The Global Knowledge Initiative (GKI) is proud to announce that we are beginning a third year of working with the Academy for Global Engagement (AGE) Fellowship Program at Michigan State University (MSU). AGE, which was created in 2013, seeks to enhance MSU’s global profile and impact by building the strengths and networks of a group of faculty members engaged in global activities. Since 2014, GKI has supported AGE by helping Fellows better understand their challenges, more effectively communicate about their research, and build a network of partners who support their efforts and impact.
Early in the fellowship process GKI leads the cohort through a series of activities intended to help them communicate the core challenge they are working to solve, and explore elements of their research challenge that they may not have considered. After months of honing the way they “pitch” their research to potential partners and funders, GKI then welcomes the cohort to an autumn training in Washington, DC to develop and refine their pitches before meeting with policymakers, funders, and research partners. The cohort has the opportunity to meet and communicate with potential partners including USAID, the National Science Foundation, and the World Bank. In the past two years alone, the fellows have acquired approximately $21 million for their research; a good portion of this funding has come from connections made in Washington, DC.

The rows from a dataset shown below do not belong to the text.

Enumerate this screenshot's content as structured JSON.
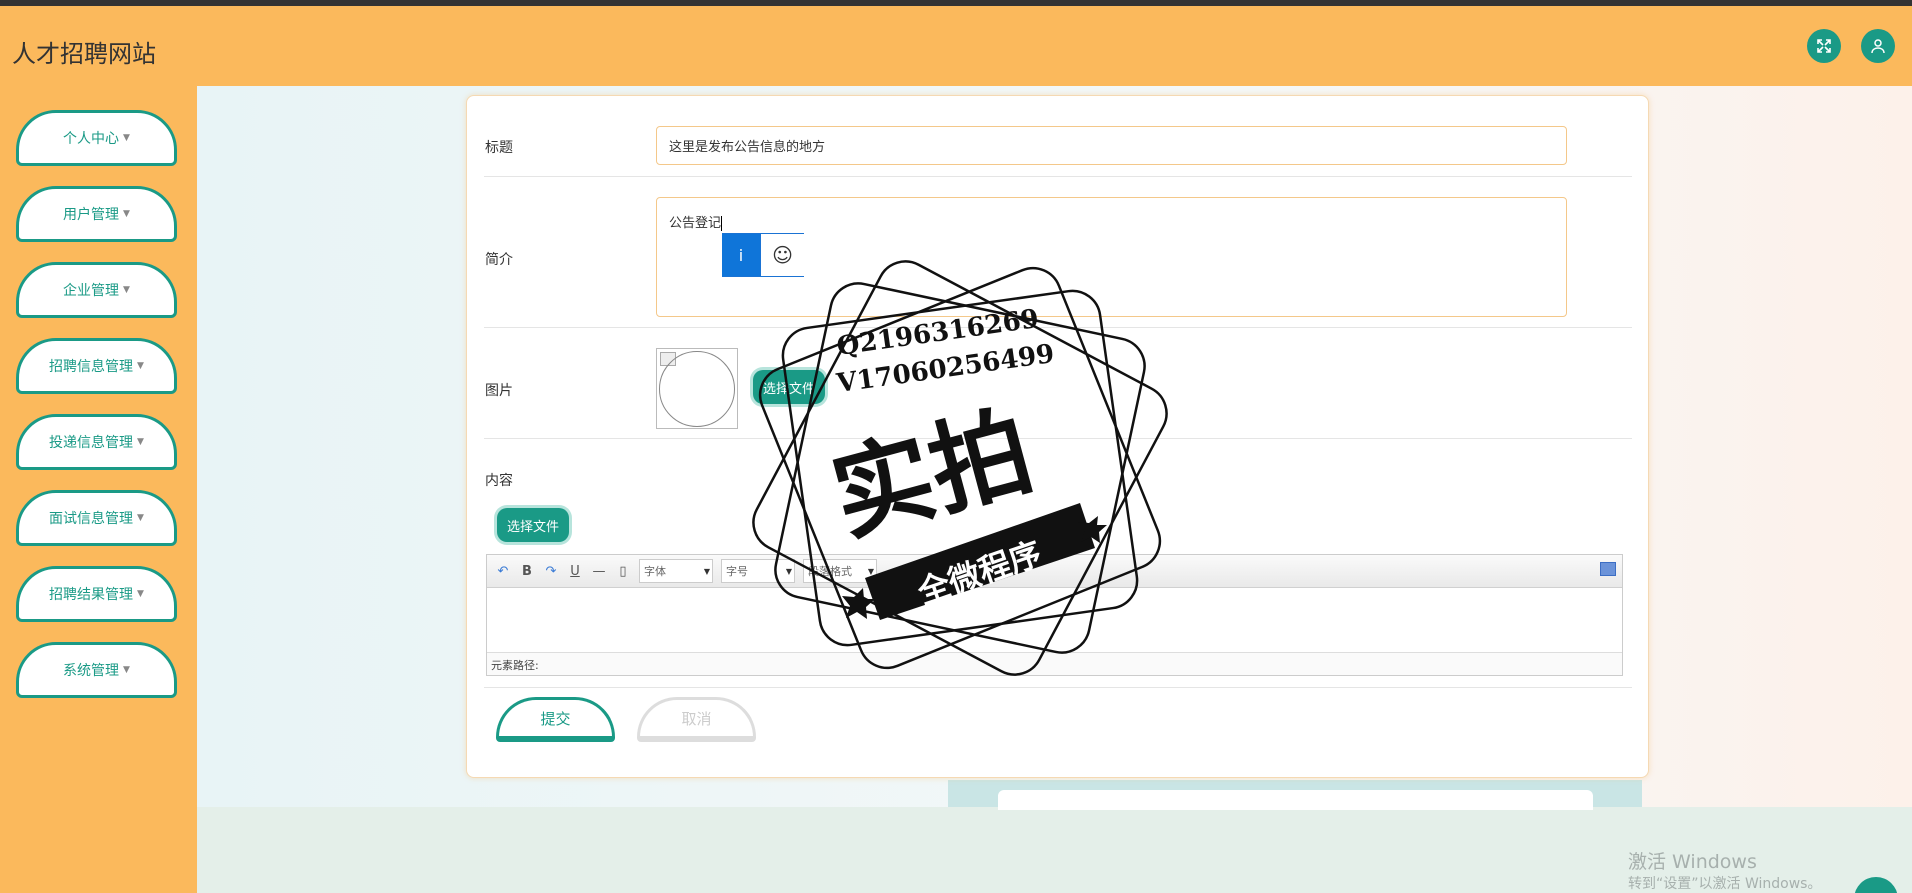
{
  "header": {
    "site_title": "人才招聘网站",
    "fullscreen_icon": "expand-icon",
    "user_icon": "user-icon"
  },
  "sidebar": {
    "items": [
      {
        "label": "个人中心"
      },
      {
        "label": "用户管理"
      },
      {
        "label": "企业管理"
      },
      {
        "label": "招聘信息管理"
      },
      {
        "label": "投递信息管理"
      },
      {
        "label": "面试信息管理"
      },
      {
        "label": "招聘结果管理"
      },
      {
        "label": "系统管理"
      }
    ]
  },
  "form": {
    "title_label": "标题",
    "title_value": "这里是发布公告信息的地方",
    "intro_label": "简介",
    "intro_value": "公告登记",
    "image_label": "图片",
    "image_choose": "选择文件",
    "content_label": "内容",
    "content_choose": "选择文件",
    "editor": {
      "font_select": "字体",
      "size_select": "字号",
      "format_select": "段落格式",
      "status": "元素路径:"
    },
    "submit": "提交",
    "cancel": "取消"
  },
  "ime": {
    "mode": "i",
    "emoji": "☺"
  },
  "watermark": {
    "line1": "Q2196316269",
    "line2": "V17060256499",
    "big": "实拍",
    "ribbon": "全微程序"
  },
  "os": {
    "activate_title": "激活 Windows",
    "activate_hint": "转到“设置”以激活 Windows。"
  }
}
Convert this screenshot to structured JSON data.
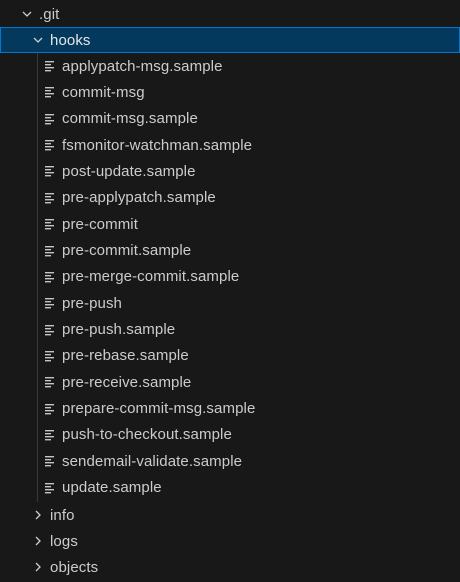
{
  "explorer": {
    "root_folder": {
      "label": ".git",
      "icon": "chevron-down-icon"
    },
    "hooks_folder": {
      "label": "hooks",
      "icon": "chevron-down-icon"
    },
    "hook_files": [
      {
        "label": "applypatch-msg.sample",
        "icon": "file-lines-icon"
      },
      {
        "label": "commit-msg",
        "icon": "file-lines-icon"
      },
      {
        "label": "commit-msg.sample",
        "icon": "file-lines-icon"
      },
      {
        "label": "fsmonitor-watchman.sample",
        "icon": "file-lines-icon"
      },
      {
        "label": "post-update.sample",
        "icon": "file-lines-icon"
      },
      {
        "label": "pre-applypatch.sample",
        "icon": "file-lines-icon"
      },
      {
        "label": "pre-commit",
        "icon": "file-lines-icon"
      },
      {
        "label": "pre-commit.sample",
        "icon": "file-lines-icon"
      },
      {
        "label": "pre-merge-commit.sample",
        "icon": "file-lines-icon"
      },
      {
        "label": "pre-push",
        "icon": "file-lines-icon"
      },
      {
        "label": "pre-push.sample",
        "icon": "file-lines-icon"
      },
      {
        "label": "pre-rebase.sample",
        "icon": "file-lines-icon"
      },
      {
        "label": "pre-receive.sample",
        "icon": "file-lines-icon"
      },
      {
        "label": "prepare-commit-msg.sample",
        "icon": "file-lines-icon"
      },
      {
        "label": "push-to-checkout.sample",
        "icon": "file-lines-icon"
      },
      {
        "label": "sendemail-validate.sample",
        "icon": "file-lines-icon"
      },
      {
        "label": "update.sample",
        "icon": "file-lines-icon"
      }
    ],
    "sibling_folders": [
      {
        "label": "info",
        "icon": "chevron-right-icon"
      },
      {
        "label": "logs",
        "icon": "chevron-right-icon"
      },
      {
        "label": "objects",
        "icon": "chevron-right-icon"
      }
    ]
  },
  "colors": {
    "background": "#181818",
    "selected_background": "#04395e",
    "selected_border": "#0078d4",
    "text": "#cccccc",
    "indent_guide": "#3a3a3a"
  }
}
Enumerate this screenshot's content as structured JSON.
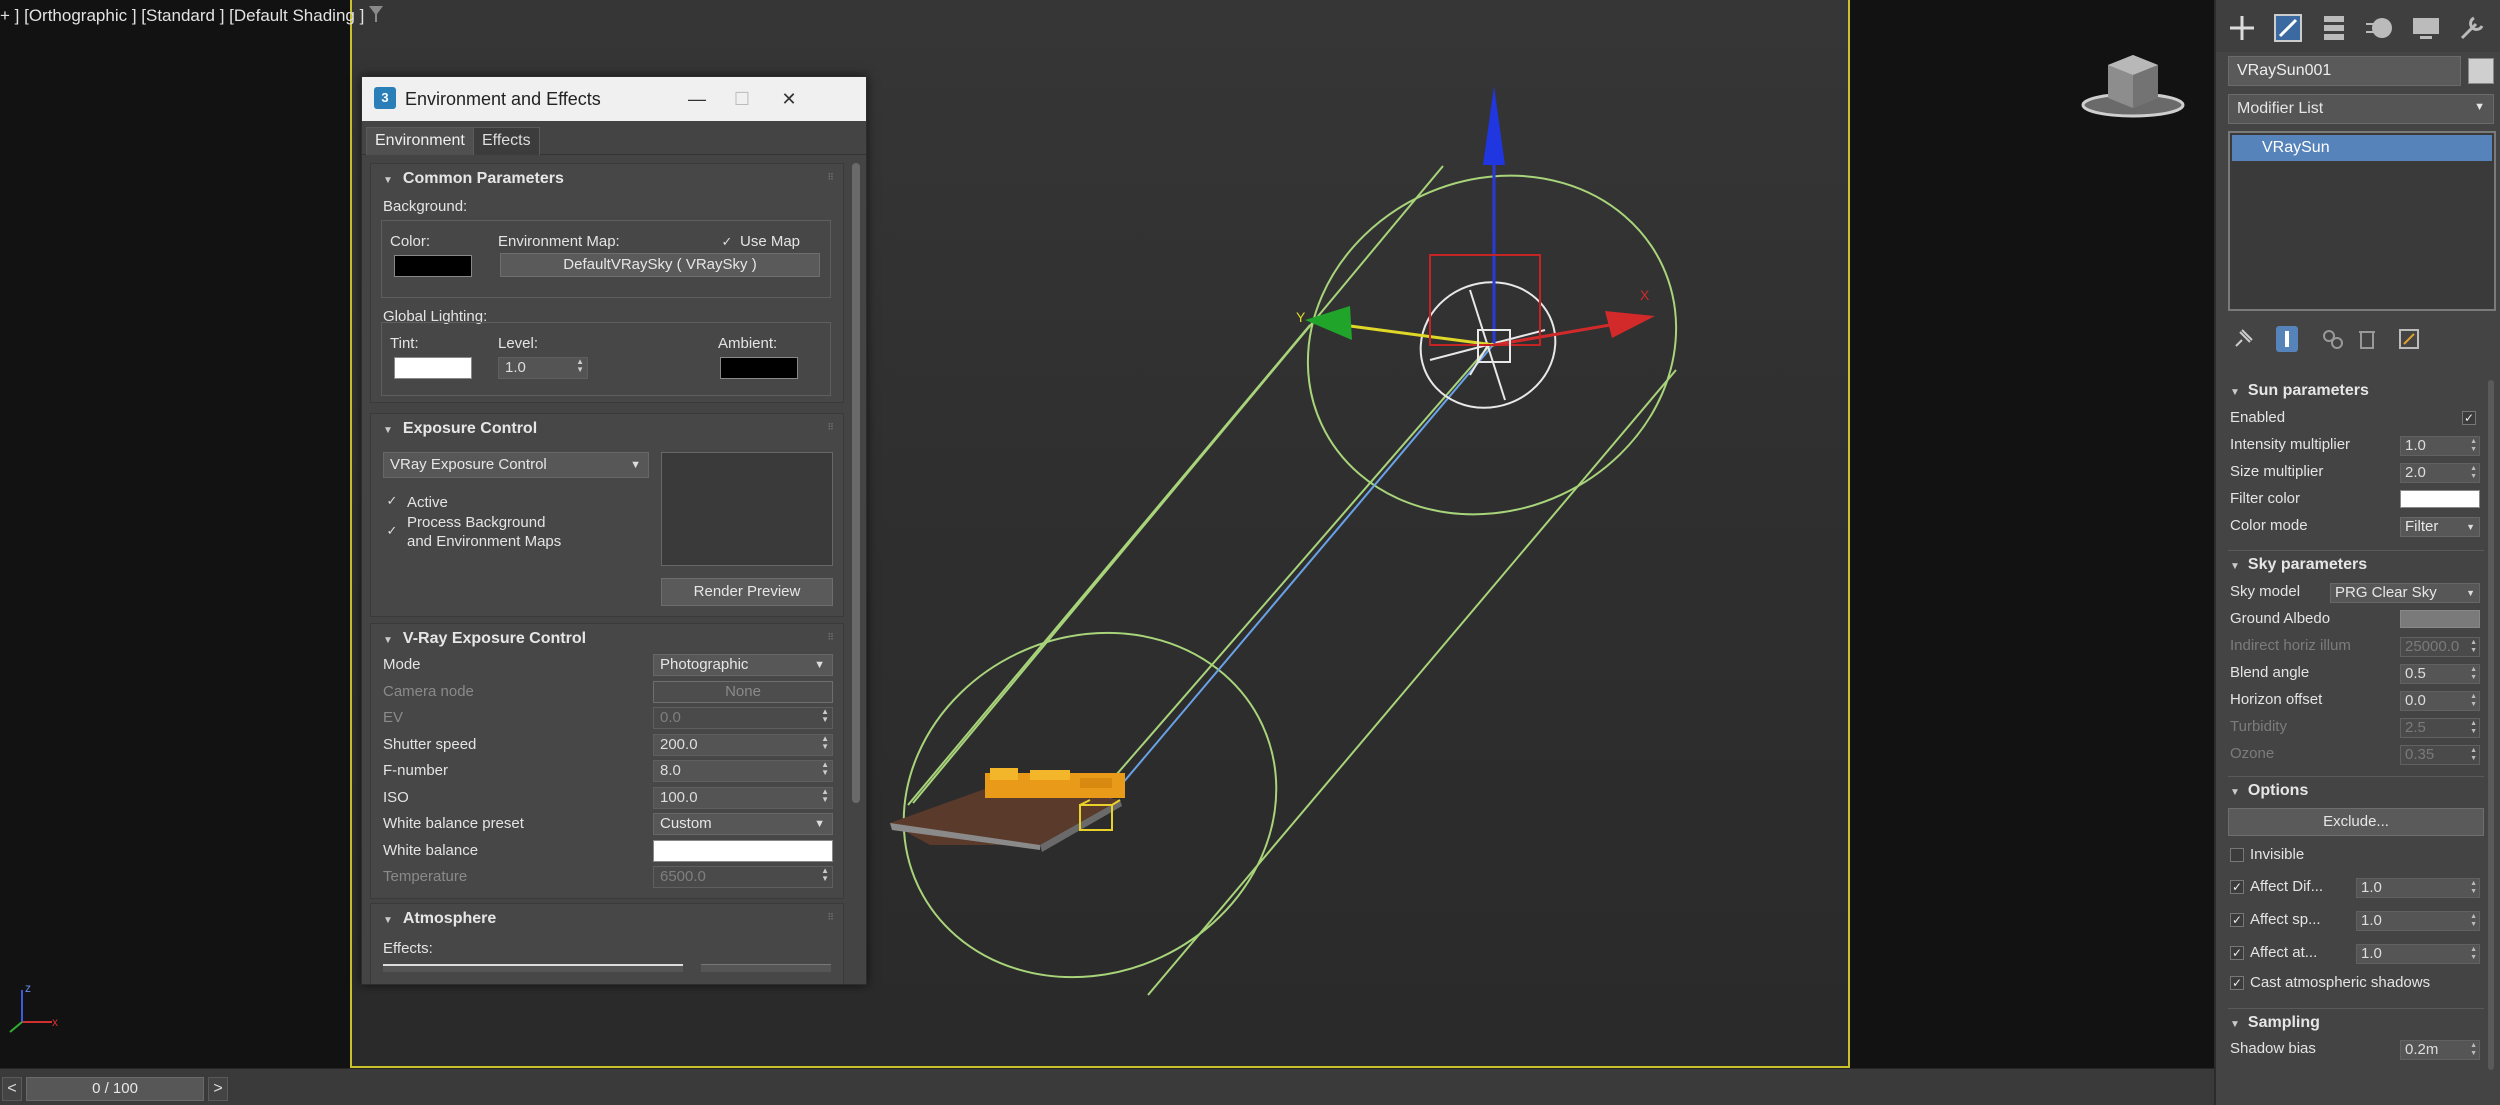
{
  "viewport": {
    "label": "+ ] [Orthographic ] [Standard ] [Default Shading ]",
    "axis_x": "x",
    "axis_z": "z",
    "gizmo_axis_x": "X",
    "gizmo_axis_y": "Y"
  },
  "timeline": {
    "prev": "<",
    "next": ">",
    "frame": "0 / 100"
  },
  "dialog": {
    "title": "Environment and Effects",
    "tabs": [
      "Environment",
      "Effects"
    ],
    "common": {
      "header": "Common Parameters",
      "background": "Background:",
      "color": "Color:",
      "environment_map": "Environment Map:",
      "use_map": "Use Map",
      "map_button": "DefaultVRaySky  ( VRaySky )",
      "global_lighting": "Global Lighting:",
      "tint": "Tint:",
      "level": "Level:",
      "level_value": "1.0",
      "ambient": "Ambient:",
      "background_color": "#000000",
      "tint_color": "#ffffff",
      "ambient_color": "#000000"
    },
    "exposure": {
      "header": "Exposure Control",
      "type": "VRay Exposure Control",
      "active": "Active",
      "process_line1": "Process Background",
      "process_line2": "and Environment Maps",
      "render_preview": "Render Preview"
    },
    "vray_exposure": {
      "header": "V-Ray Exposure Control",
      "rows": [
        {
          "label": "Mode",
          "value": "Photographic",
          "kind": "dropdown",
          "enabled": true
        },
        {
          "label": "Camera node",
          "value": "None",
          "kind": "button",
          "enabled": false
        },
        {
          "label": "EV",
          "value": "0.0",
          "kind": "spinner",
          "enabled": false
        },
        {
          "label": "Shutter speed",
          "value": "200.0",
          "kind": "spinner",
          "enabled": true
        },
        {
          "label": "F-number",
          "value": "8.0",
          "kind": "spinner",
          "enabled": true
        },
        {
          "label": "ISO",
          "value": "100.0",
          "kind": "spinner",
          "enabled": true
        },
        {
          "label": "White balance preset",
          "value": "Custom",
          "kind": "dropdown",
          "enabled": true
        },
        {
          "label": "White balance",
          "value": "",
          "kind": "swatch",
          "enabled": true
        },
        {
          "label": "Temperature",
          "value": "6500.0",
          "kind": "spinner",
          "enabled": false
        }
      ]
    },
    "atmosphere": {
      "header": "Atmosphere",
      "effects": "Effects:"
    }
  },
  "command_panel": {
    "object_name": "VRaySun001",
    "modifier_list": "Modifier List",
    "stack_item": "VRaySun",
    "sun": {
      "header": "Sun parameters",
      "rows": [
        {
          "label": "Enabled",
          "value": "✓",
          "kind": "check",
          "enabled": true
        },
        {
          "label": "Intensity multiplier",
          "value": "1.0",
          "kind": "spinner",
          "enabled": true
        },
        {
          "label": "Size multiplier",
          "value": "2.0",
          "kind": "spinner",
          "enabled": true
        },
        {
          "label": "Filter color",
          "value": "",
          "kind": "swatch",
          "enabled": true
        },
        {
          "label": "Color mode",
          "value": "Filter",
          "kind": "dropdown",
          "enabled": true
        }
      ]
    },
    "sky": {
      "header": "Sky parameters",
      "rows": [
        {
          "label": "Sky model",
          "value": "PRG Clear Sky",
          "kind": "dropdown",
          "enabled": true
        },
        {
          "label": "Ground Albedo",
          "value": "",
          "kind": "swatch-gray",
          "enabled": true
        },
        {
          "label": "Indirect horiz illum",
          "value": "25000.0",
          "kind": "spinner",
          "enabled": false
        },
        {
          "label": "Blend angle",
          "value": "0.5",
          "kind": "spinner",
          "enabled": true
        },
        {
          "label": "Horizon offset",
          "value": "0.0",
          "kind": "spinner",
          "enabled": true
        },
        {
          "label": "Turbidity",
          "value": "2.5",
          "kind": "spinner",
          "enabled": false
        },
        {
          "label": "Ozone",
          "value": "0.35",
          "kind": "spinner",
          "enabled": false
        }
      ]
    },
    "options": {
      "header": "Options",
      "exclude": "Exclude...",
      "invisible": "Invisible",
      "affect_rows": [
        {
          "label": "Affect Dif...",
          "value": "1.0"
        },
        {
          "label": "Affect sp...",
          "value": "1.0"
        },
        {
          "label": "Affect at...",
          "value": "1.0"
        }
      ],
      "cast_shadows": "Cast atmospheric shadows"
    },
    "sampling": {
      "header": "Sampling",
      "shadow_bias": "Shadow bias",
      "shadow_bias_value": "0.2m"
    }
  },
  "colors": {
    "safe_frame": "#c9c02a",
    "selection_blue": "#5683b9",
    "light_cone": "#a8d47a"
  }
}
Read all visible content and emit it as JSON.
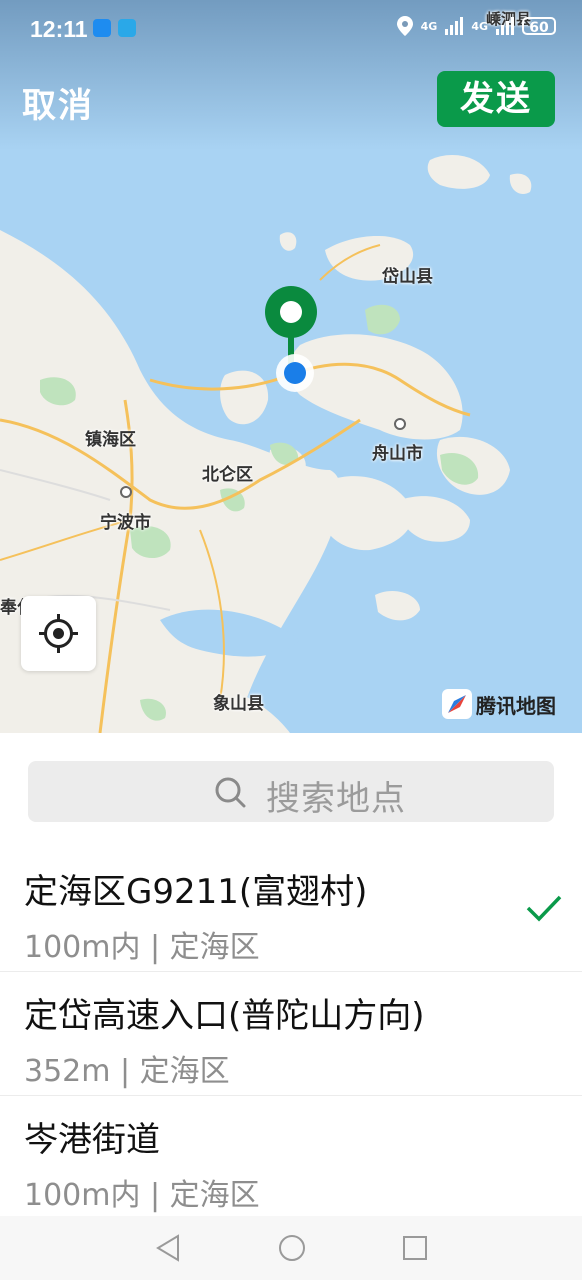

Ultimately, the fellowship program is designed to further MSU’s commitment to engage globally with the major challenges of today and tomorrow by enabling professors to critically take on international priorities and develop innovative solutions. Past fellows have worked on issues ranging from access to clean water to skin cancer, contributing research to the development of low-cost energy solutions and new transportation technologies, among many other initiatives. Through this process, they have the potential to gain greater international impact, additional funding, international partners, and confidence in discussing their work. As 2014 fellow Dr. Wen Li said about her DC experience, “It has opened the doors of opportunities for reaching out to program managers who never answered emails or calls. The ‘pitch’ practice has broken the barriers to reframing my research ideas.”
GKI hopes that each of the 2016 Fellows has a similarly positive experience, and looks forward to working with them as they begin to map out their research strategies to address global priorities.
- Contributors: Serena Gobbi and Andrew Gerard